One such ‘carrot’ is the Community Housing Fund where South Lakeland stands to benefit from £2M to help tackle the problems caused by high levels of second homes. Second homes make up more than 20% of the area’s housing stock (over 50% in some villages). The new money will come from a tax levied on second homes and will be targeted to community land trusts and others to deliver new affordable homes. Interestingly, these homes will be exempt from Right to Buy.
Tackling second homes is welcomed but the sustainability of rural housing markets is also dependent on new build and the ability to release existing stock through downsizing and better older people’s services. 20% of South Lakeland’s population is retired compared to the national average of 14% and rural communities like ours have problems associated with an ageing population and ageing rural nature of the housing stock, particularly poor energy efficiency standards leading to high energy costs, fuel poverty and ill health. Cumbria County Council has identified a need for 508 new extra care housing units in South Lakeland by 2025 but at the same time we recognise a growing crisis in health and social care we face even more uncertainty regarding the future viability of supported housing schemes.

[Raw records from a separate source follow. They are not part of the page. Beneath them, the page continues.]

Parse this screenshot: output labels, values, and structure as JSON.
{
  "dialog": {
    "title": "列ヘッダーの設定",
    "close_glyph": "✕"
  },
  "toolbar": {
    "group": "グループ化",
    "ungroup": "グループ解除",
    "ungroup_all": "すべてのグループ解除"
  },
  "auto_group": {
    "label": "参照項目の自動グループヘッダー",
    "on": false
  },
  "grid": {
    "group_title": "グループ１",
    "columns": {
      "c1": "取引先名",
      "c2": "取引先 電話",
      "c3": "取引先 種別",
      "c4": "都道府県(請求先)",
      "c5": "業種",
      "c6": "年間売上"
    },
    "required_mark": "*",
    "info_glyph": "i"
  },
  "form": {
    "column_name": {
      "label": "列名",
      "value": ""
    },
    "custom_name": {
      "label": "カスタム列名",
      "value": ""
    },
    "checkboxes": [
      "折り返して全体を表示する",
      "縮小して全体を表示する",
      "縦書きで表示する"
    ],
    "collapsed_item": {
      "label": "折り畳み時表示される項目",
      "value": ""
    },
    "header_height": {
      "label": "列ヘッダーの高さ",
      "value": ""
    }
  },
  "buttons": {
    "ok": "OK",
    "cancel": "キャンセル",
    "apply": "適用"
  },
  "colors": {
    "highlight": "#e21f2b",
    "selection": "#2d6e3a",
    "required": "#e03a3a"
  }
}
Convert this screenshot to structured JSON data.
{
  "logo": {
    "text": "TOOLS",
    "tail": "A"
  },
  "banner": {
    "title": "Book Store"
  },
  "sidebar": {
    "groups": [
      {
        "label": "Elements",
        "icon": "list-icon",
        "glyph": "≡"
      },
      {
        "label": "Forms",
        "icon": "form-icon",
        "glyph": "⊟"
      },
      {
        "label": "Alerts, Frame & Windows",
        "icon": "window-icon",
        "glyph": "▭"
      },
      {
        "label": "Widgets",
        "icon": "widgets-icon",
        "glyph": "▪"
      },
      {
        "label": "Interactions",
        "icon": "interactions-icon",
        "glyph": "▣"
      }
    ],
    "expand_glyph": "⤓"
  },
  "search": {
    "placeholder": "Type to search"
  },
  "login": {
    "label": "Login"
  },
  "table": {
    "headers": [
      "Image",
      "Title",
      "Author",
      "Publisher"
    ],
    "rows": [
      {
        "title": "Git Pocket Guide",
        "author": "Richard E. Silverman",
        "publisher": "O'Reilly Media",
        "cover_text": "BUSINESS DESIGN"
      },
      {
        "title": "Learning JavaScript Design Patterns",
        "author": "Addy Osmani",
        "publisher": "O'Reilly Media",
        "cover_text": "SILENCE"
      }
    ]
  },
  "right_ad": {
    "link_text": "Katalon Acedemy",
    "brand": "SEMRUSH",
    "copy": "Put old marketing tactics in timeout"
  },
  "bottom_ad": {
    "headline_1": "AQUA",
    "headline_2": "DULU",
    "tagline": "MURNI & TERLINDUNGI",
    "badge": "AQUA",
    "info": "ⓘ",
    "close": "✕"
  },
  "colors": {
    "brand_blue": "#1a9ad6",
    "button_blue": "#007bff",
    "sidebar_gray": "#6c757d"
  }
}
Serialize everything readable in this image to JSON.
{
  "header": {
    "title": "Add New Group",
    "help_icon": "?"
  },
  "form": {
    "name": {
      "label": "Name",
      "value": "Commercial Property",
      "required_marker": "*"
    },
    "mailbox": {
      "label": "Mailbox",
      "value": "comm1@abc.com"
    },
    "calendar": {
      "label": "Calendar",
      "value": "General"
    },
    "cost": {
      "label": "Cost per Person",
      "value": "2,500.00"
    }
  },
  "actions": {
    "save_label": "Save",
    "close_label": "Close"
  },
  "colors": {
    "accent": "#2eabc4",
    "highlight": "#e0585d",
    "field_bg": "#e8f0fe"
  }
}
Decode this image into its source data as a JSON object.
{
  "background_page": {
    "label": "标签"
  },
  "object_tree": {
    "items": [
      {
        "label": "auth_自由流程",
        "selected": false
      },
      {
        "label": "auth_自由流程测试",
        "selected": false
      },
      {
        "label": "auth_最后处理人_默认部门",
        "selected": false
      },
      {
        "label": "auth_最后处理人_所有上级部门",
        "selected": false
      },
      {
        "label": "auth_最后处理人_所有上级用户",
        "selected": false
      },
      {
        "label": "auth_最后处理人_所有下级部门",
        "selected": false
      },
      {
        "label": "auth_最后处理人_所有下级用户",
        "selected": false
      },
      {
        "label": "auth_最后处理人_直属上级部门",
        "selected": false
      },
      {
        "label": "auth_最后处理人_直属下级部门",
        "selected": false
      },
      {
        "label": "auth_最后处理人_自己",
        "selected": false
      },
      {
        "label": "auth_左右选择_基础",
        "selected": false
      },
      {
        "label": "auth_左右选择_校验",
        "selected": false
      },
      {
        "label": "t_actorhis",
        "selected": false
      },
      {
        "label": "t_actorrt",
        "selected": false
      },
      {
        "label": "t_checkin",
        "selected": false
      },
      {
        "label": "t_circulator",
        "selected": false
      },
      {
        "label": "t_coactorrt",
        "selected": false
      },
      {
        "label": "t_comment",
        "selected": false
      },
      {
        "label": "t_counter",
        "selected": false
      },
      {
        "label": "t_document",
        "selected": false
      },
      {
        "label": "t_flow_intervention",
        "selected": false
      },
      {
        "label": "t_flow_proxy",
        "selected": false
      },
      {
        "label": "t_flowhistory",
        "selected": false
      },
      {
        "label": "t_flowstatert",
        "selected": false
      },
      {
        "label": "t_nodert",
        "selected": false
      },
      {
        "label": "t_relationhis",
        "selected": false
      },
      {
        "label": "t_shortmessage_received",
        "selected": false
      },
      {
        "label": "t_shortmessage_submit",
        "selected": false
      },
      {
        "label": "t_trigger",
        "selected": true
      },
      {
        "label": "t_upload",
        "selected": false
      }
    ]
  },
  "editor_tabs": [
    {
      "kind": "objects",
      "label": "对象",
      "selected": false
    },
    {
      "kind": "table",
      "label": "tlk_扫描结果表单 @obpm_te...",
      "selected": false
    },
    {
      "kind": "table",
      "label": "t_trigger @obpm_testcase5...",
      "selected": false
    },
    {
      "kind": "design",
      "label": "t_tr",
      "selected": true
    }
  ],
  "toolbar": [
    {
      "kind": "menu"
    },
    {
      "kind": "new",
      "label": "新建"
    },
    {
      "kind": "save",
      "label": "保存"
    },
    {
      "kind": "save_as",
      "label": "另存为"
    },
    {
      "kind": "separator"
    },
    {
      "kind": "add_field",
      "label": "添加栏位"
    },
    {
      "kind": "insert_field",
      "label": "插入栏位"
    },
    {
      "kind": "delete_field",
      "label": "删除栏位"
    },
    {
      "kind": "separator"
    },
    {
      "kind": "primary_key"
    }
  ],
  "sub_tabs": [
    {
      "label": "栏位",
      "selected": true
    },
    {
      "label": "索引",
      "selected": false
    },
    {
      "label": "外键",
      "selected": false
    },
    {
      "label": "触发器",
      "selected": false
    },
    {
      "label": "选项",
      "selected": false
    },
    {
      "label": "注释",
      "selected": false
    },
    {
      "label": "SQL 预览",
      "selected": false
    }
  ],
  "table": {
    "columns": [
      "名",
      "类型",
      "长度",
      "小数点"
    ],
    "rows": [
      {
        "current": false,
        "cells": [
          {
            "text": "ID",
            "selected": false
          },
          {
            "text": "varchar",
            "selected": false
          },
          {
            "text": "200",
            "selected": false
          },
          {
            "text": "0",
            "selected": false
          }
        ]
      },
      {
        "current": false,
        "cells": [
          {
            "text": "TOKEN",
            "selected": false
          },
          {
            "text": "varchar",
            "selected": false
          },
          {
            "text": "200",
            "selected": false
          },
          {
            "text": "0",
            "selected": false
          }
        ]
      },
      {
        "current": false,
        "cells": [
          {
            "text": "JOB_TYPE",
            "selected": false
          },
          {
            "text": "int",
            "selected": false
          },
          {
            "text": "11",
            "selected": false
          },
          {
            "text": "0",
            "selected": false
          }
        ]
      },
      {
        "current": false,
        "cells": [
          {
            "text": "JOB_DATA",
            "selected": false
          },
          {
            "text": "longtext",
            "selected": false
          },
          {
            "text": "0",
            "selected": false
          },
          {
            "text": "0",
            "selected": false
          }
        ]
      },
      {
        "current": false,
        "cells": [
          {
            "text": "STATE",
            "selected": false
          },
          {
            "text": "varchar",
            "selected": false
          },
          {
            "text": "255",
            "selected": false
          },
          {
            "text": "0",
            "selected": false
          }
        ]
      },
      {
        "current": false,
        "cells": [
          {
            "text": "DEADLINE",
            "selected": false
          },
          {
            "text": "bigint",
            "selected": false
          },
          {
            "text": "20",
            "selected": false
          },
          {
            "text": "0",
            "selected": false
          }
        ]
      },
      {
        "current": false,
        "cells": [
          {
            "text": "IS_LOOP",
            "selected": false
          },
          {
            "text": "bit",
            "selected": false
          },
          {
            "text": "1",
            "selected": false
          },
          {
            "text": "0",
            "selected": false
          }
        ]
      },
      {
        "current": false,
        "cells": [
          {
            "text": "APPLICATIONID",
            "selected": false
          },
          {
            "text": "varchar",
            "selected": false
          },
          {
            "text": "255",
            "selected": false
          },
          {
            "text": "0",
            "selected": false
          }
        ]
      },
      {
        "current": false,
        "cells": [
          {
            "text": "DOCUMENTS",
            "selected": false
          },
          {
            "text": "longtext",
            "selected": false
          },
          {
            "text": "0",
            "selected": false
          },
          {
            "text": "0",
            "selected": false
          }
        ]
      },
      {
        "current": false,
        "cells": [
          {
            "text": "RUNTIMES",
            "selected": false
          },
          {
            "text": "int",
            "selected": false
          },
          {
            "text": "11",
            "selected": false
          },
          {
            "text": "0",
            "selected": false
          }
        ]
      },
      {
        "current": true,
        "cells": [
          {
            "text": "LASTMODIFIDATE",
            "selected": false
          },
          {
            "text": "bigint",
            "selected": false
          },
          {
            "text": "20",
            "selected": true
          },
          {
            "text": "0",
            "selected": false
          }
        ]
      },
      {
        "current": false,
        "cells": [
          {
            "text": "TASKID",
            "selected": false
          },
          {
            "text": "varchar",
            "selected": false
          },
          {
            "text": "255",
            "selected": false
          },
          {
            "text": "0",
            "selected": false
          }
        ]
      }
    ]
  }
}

The White Paper details further arrangements for implementing the new funding model for supported housing (and sheltered housing) which will be set out in a subsequent Green Paper (expected to be published in the Spring). This has potentially catastrophic consequences for sheltered housing should current proposals (relying on LA ‘top-up’ grants) go ahead. Over the next decade changing demographics will alter the demand profile for housing across the country and Housing Associations such as those in South Lakeland will be factoring this into future development schemes for older people to ensure that we develop homes with a longer term demand and secure financial viability.
Developing in rural areas is difficult – it takes longer, it requires additional consultation time, it’s harder to get through planning, standards are higher, available land is expensive (and with green field restrictions, finite) and construction costs are higher too. At a time where construction inflation is rising, where migrant labour supply is uncertain and where everyone is asking the same developers to build. We must find ways to make our combined resources work better by working collaboratively – only then can we start to tackle our broken rural housing markets.
Organisations like my own are grasping the efficiency agenda and making our assets and funding go further through increased development. As a result, we anticipate doubling our output to 250+ homes over the next four years. This will go further as we plan to partner with local organisations to widen our ability to purchase land and to assist with the viability of rural development schemes. But access to land remains a critical barrier which is ironic when you consider that just over 2% of England’s landscape is built on. We need a proper debate in this country about how our green space land is used to serve our people and communities.
South Lakes Housing